(Excerpts from an interface dataset)
+++++

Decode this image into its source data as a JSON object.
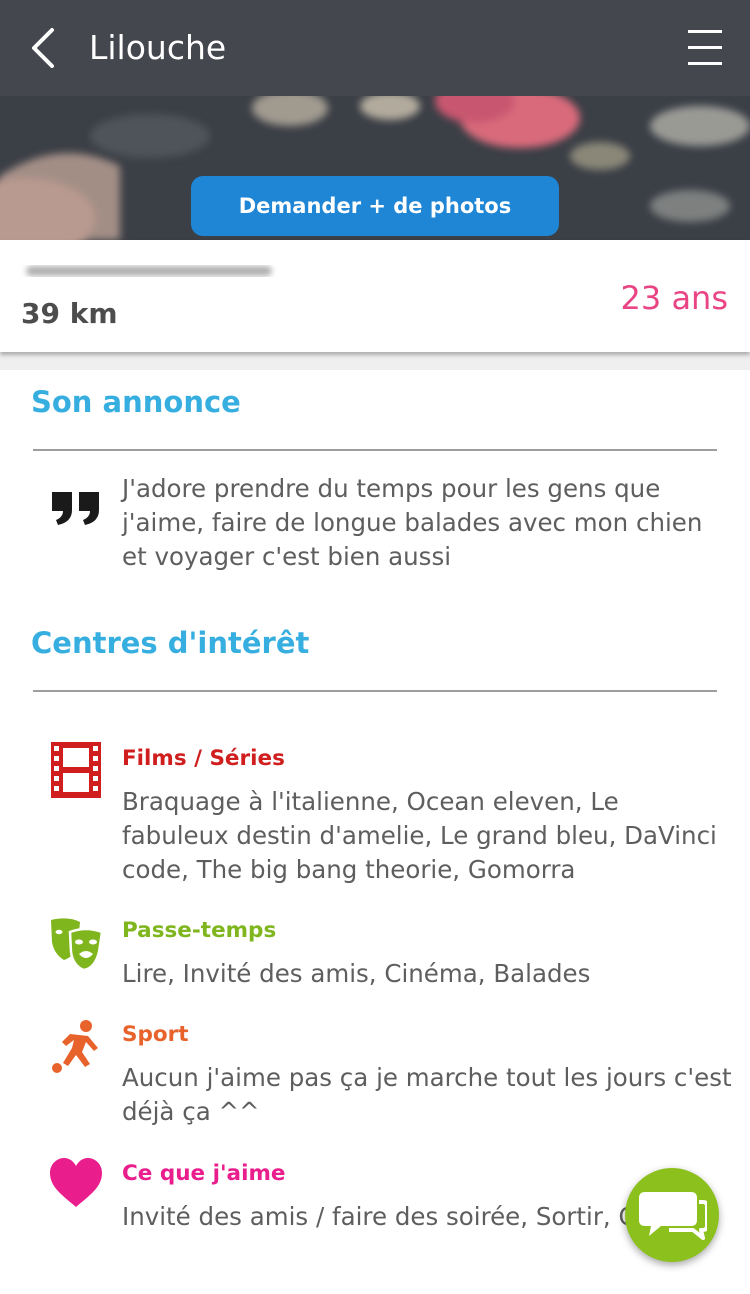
{
  "header": {
    "title": "Lilouche",
    "back_icon": "chevron-left-icon",
    "menu_icon": "hamburger-menu-icon",
    "background": "#45474f"
  },
  "photo": {
    "request_button_label": "Demander + de photos",
    "button_color": "#1f86d6"
  },
  "profile": {
    "distance": "39 km",
    "age": "23 ans",
    "age_color": "#e94584"
  },
  "sections": {
    "announcement_title": "Son annonce",
    "announcement_text": "J'adore prendre du temps pour les gens que j'aime, faire de longue balades avec mon chien et voyager c'est bien aussi",
    "interests_title": "Centres d'intérêt",
    "title_color": "#36aee0"
  },
  "interests": [
    {
      "icon": "film-strip-icon",
      "label": "Films / Séries",
      "color": "#d01e1e",
      "value": "Braquage à l'italienne, Ocean eleven, Le fabuleux destin d'amelie, Le grand bleu, DaVinci code, The big bang theorie, Gomorra"
    },
    {
      "icon": "theater-masks-icon",
      "label": "Passe-temps",
      "color": "#7fb51d",
      "value": "Lire, Invité des amis, Cinéma, Balades"
    },
    {
      "icon": "soccer-player-icon",
      "label": "Sport",
      "color": "#e8632b",
      "value": "Aucun j'aime pas ça je marche tout les jours c'est déjà ça ^^"
    },
    {
      "icon": "heart-icon",
      "label": "Ce que j'aime",
      "color": "#ea1d8c",
      "value": "Invité des amis / faire des soirée, Sortir, Cuisiner"
    }
  ],
  "chat": {
    "icon": "chat-bubbles-icon",
    "color": "#8cc11d"
  }
}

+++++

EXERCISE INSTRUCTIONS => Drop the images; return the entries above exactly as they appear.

RESPONSE AREA =>
Decode this image into its source data as a JSON object.
{
  "header": {
    "title": "Lilouche",
    "back_icon": "chevron-left-icon",
    "menu_icon": "hamburger-menu-icon",
    "background": "#45474f"
  },
  "photo": {
    "request_button_label": "Demander + de photos",
    "button_color": "#1f86d6"
  },
  "profile": {
    "distance": "39 km",
    "age": "23 ans",
    "age_color": "#e94584"
  },
  "sections": {
    "announcement_title": "Son annonce",
    "announcement_text": "J'adore prendre du temps pour les gens que j'aime, faire de longue balades avec mon chien et voyager c'est bien aussi",
    "interests_title": "Centres d'intérêt",
    "title_color": "#36aee0"
  },
  "interests": [
    {
      "icon": "film-strip-icon",
      "label": "Films / Séries",
      "color": "#d01e1e",
      "value": "Braquage à l'italienne, Ocean eleven, Le fabuleux destin d'amelie, Le grand bleu, DaVinci code, The big bang theorie, Gomorra"
    },
    {
      "icon": "theater-masks-icon",
      "label": "Passe-temps",
      "color": "#7fb51d",
      "value": "Lire, Invité des amis, Cinéma, Balades"
    },
    {
      "icon": "soccer-player-icon",
      "label": "Sport",
      "color": "#e8632b",
      "value": "Aucun j'aime pas ça je marche tout les jours c'est déjà ça ^^"
    },
    {
      "icon": "heart-icon",
      "label": "Ce que j'aime",
      "color": "#ea1d8c",
      "value": "Invité des amis / faire des soirée, Sortir, Cuisiner"
    }
  ],
  "chat": {
    "icon": "chat-bubbles-icon",
    "color": "#8cc11d"
  }
}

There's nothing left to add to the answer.